class string_array : public std::vector<std::string>
    friend dastrie::itail& operator>>(dastrie::itail& is, string_array& obj)

        uint32_t n;
        is >> n;
        for (uint32_t i = 0;i < n;++i) {
            std::string dst;
            is >> dst;

        return is;

    friend dastrie::otail& operator<<(dastrie::otail& os, const string_array& obj)
        os << (uint32_t)obj.size();
        for (size_t i = 0;i < obj.size();++i) {
            os << obj[i];
        return os;

typedef dastrie::builder<std::string, string_array> builder_type;

The third template argument (traits_type) of a builder class is to customize the size of double-array elements. By default, DASTrie uses 5 bytes per double-array element, which can store 0x7FFFFFFF elements in a trie. This footprint is already smaller than other double-array implementations, you can choose 4 bytes per element and save 1 byte per element if your data is small enough to be stored with no longer than 0x007FFFFF elements (note that the number of elements is different from the number of records). Specify dastrie::doublearray4_traits at the third argument for implementing a double array with 4 bytes per element.

Building a trie

After designing a builder class, prepare records to be stored in a trie. You can use dastrie::builder::record_type to define a record type.
typedef builder_type::record_type record_type;

An instance of dastrie::builder::record_type consists of two public member variables, dastrie::builder::record_type::key and dastrie::builder::record_type::value. Records can be represented by an array of records, e.g.,

record_type records[10] = {
    {"eight", 8},   {"five", 5},    {"four", 4},    {"nine", 9},
    {"one", 1},     {"seven", 7},   {"six", 6},     {"ten", 10},
    {"three", 3},   {"two", 2},
or a vector of records, e.g.,
std::vector<record_type> records;

Make sure that records are sorted by dictionary order of keys. It may be a good idea to use STL's sort() function if you have unsorted records.

Now you are ready to build a trie. Instantiate the builder class,

builder_type builder;
If necessary, set a callback function by using dastrie::builder::set_callback() to receive progress reports in building a trie. Refer to build.cpp for an actual usage.

Call dastrie::builder::build to build a trie from records. The first argument is the iterator (pointer) addressing to the first record, and the second argument is the iterator (pointer) addressing one past the final record.
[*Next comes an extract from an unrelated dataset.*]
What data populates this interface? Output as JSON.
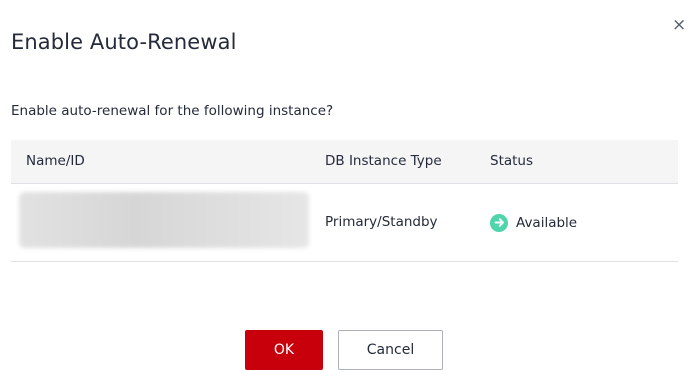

builder.build(records, records + 10);

You can store the newly-built trie to a file by using dastrie::builder::write. This method outputs the trie to a binary stream (std::ostream).

std::ofstream ofs("sample.db", std::ios::binary);

Accessing a trie

The class dastrie::trie provides the read access to a trie. The first template argument specifies the value type of a trie, and the second argument customizes the double array.
dastrie::trie<value_type, traits_type>
The value type and traits for dastrie::trie are required to be the same as those specified for dastrie::builder.

This example defines a trie class trie_type that can access records whose values are represented by int.

typedef dastrie::trie<int> trie_type;

The class dastrie::trie can read a trie structure from an input stream; the dastrie::trie::read() function prepares a trie from an input stream (std::istream). This example reads a trie from an input stream.

std::ifstream ifs("sample.db", std::ios::binary);
trie_type trie;

Alternatively, you can read a trie structure from a memory block by using the dastrie::trie::assign() function. This function may be useful when you would like to use mmap() API for reading a trie.

Now you are ready to access the trie. Please refer to the sample code for retrieving a record (dastrie::trie::get() and dastrie::trie::find()), checking the existence of a record (dastrie::trie::in()), and retrieving records that are prefixes of keys (dastrie::trie::prefix()).

Copyright (c) 2002-2008 by Naoaki Okazaki
Mon Nov 10 12:28:34 2008